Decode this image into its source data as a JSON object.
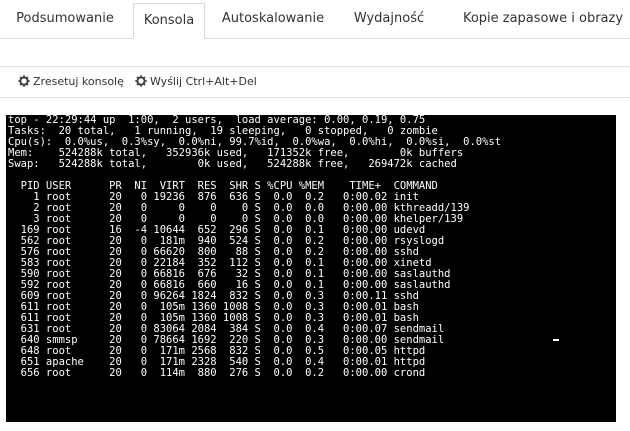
{
  "tabs": [
    {
      "label": "Podsumowanie"
    },
    {
      "label": "Konsola"
    },
    {
      "label": "Autoskalowanie"
    },
    {
      "label": "Wydajność"
    },
    {
      "label": "Kopie zapasowe i obrazy"
    }
  ],
  "toolbar": {
    "reset_label": "Zresetuj konsolę",
    "send_label": "Wyślij Ctrl+Alt+Del"
  },
  "console": {
    "header_lines": [
      "top - 22:29:44 up  1:00,  2 users,  load average: 0.00, 0.19, 0.75",
      "Tasks:  20 total,   1 running,  19 sleeping,   0 stopped,   0 zombie",
      "Cpu(s):  0.0%us,  0.3%sy,  0.0%ni, 99.7%id,  0.0%wa,  0.0%hi,  0.0%si,  0.0%st",
      "Mem:    524288k total,   352936k used,   171352k free,        0k buffers",
      "Swap:   524288k total,        0k used,   524288k free,   269472k cached"
    ],
    "column_header": "  PID USER      PR  NI  VIRT  RES  SHR S %CPU %MEM    TIME+  COMMAND",
    "processes": [
      "    1 root      20   0 19236  876  636 S  0.0  0.2   0:00.02 init",
      "    2 root      20   0     0    0    0 S  0.0  0.0   0:00.00 kthreadd/139",
      "    3 root      20   0     0    0    0 S  0.0  0.0   0:00.00 khelper/139",
      "  169 root      16  -4 10644  652  296 S  0.0  0.1   0:00.00 udevd",
      "  562 root      20   0  181m  940  524 S  0.0  0.2   0:00.00 rsyslogd",
      "  576 root      20   0 66620  800   88 S  0.0  0.2   0:00.00 sshd",
      "  583 root      20   0 22184  352  112 S  0.0  0.1   0:00.00 xinetd",
      "  590 root      20   0 66816  676   32 S  0.0  0.1   0:00.00 saslauthd",
      "  592 root      20   0 66816  660   16 S  0.0  0.1   0:00.00 saslauthd",
      "  609 root      20   0 96264 1824  832 S  0.0  0.3   0:00.11 sshd",
      "  611 root      20   0  105m 1360 1008 S  0.0  0.3   0:00.01 bash",
      "  611 root      20   0  105m 1360 1008 S  0.0  0.3   0:00.01 bash",
      "  631 root      20   0 83064 2084  384 S  0.0  0.4   0:00.07 sendmail",
      "  640 smmsp     20   0 78664 1692  220 S  0.0  0.3   0:00.00 sendmail",
      "  648 root      20   0  171m 2568  832 S  0.0  0.5   0:00.05 httpd",
      "  651 apache    20   0  171m 2328  540 S  0.0  0.4   0:00.01 httpd",
      "  656 root      20   0  114m  880  276 S  0.0  0.2   0:00.00 crond"
    ]
  }
}
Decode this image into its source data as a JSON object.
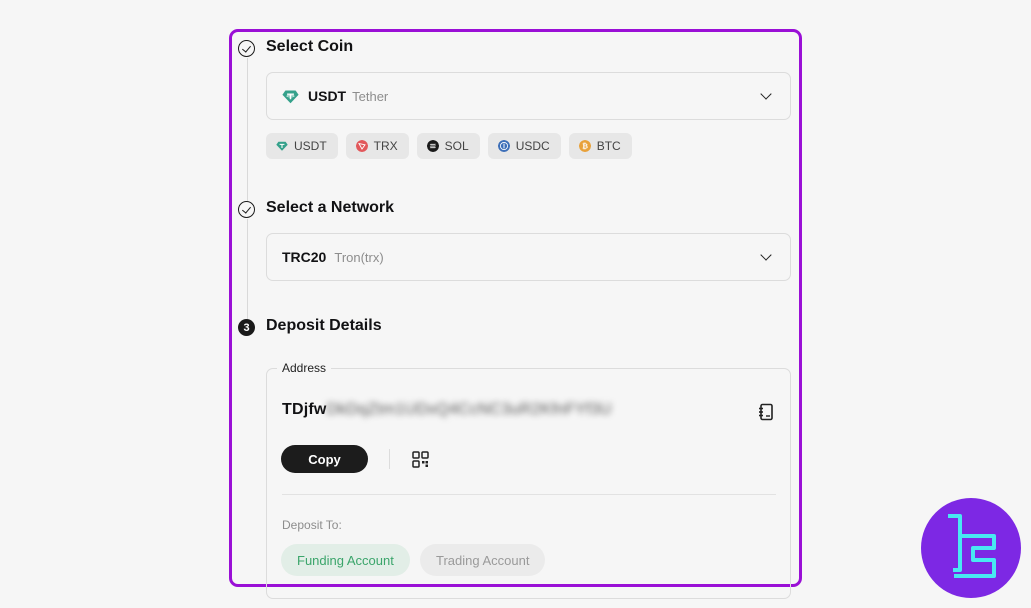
{
  "steps": {
    "coin": {
      "title": "Select Coin",
      "selected_symbol": "USDT",
      "selected_name": "Tether",
      "quick_coins": [
        "USDT",
        "TRX",
        "SOL",
        "USDC",
        "BTC"
      ]
    },
    "network": {
      "title": "Select a Network",
      "selected_symbol": "TRC20",
      "selected_name": "Tron(trx)"
    },
    "deposit": {
      "number": "3",
      "title": "Deposit Details",
      "address_legend": "Address",
      "address_prefix": "TDjfw",
      "address_hidden": "DkDqZtm1UDxQ4CcNC3uR2KfnFYf3U",
      "copy_label": "Copy",
      "deposit_to_label": "Deposit To:",
      "accounts": [
        "Funding Account",
        "Trading Account"
      ],
      "selected_account": "Funding Account"
    }
  },
  "colors": {
    "highlight_border": "#9a0fd6",
    "active_account_text": "#3ba56b",
    "logo_bg": "#7d28e4",
    "logo_fg": "#48e8f2"
  },
  "icons": {
    "usdt": "tether-icon",
    "trx": "tron-icon",
    "sol": "solana-icon",
    "usdc": "usdc-icon",
    "btc": "bitcoin-icon",
    "address_book": "address-book-icon",
    "qr": "qr-code-icon"
  }
}
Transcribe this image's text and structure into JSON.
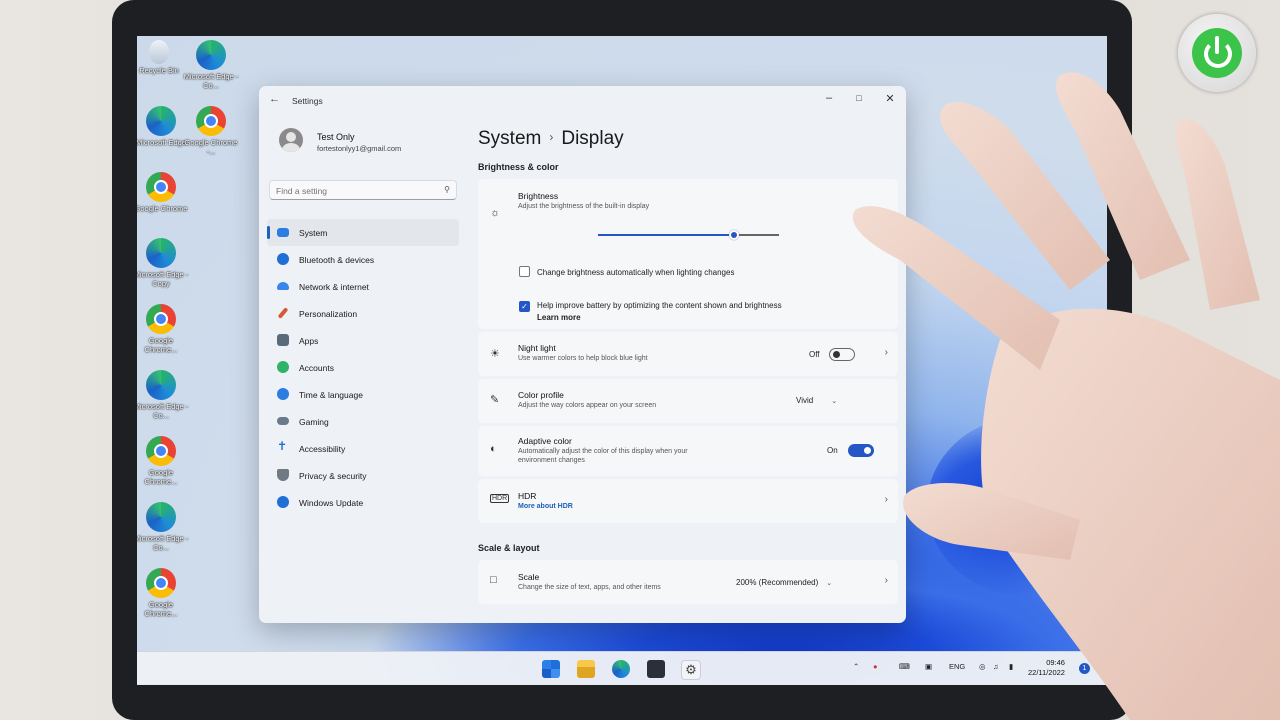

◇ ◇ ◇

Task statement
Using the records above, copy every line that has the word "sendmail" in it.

Response for this exercise
      "  631 root      20   0 83064 2084  384 S  0.0  0.4   0:00.07 sendmail",
      "  640 smmsp     20   0 78664 1692  220 S  0.0  0.3   0:00.00 sendmail",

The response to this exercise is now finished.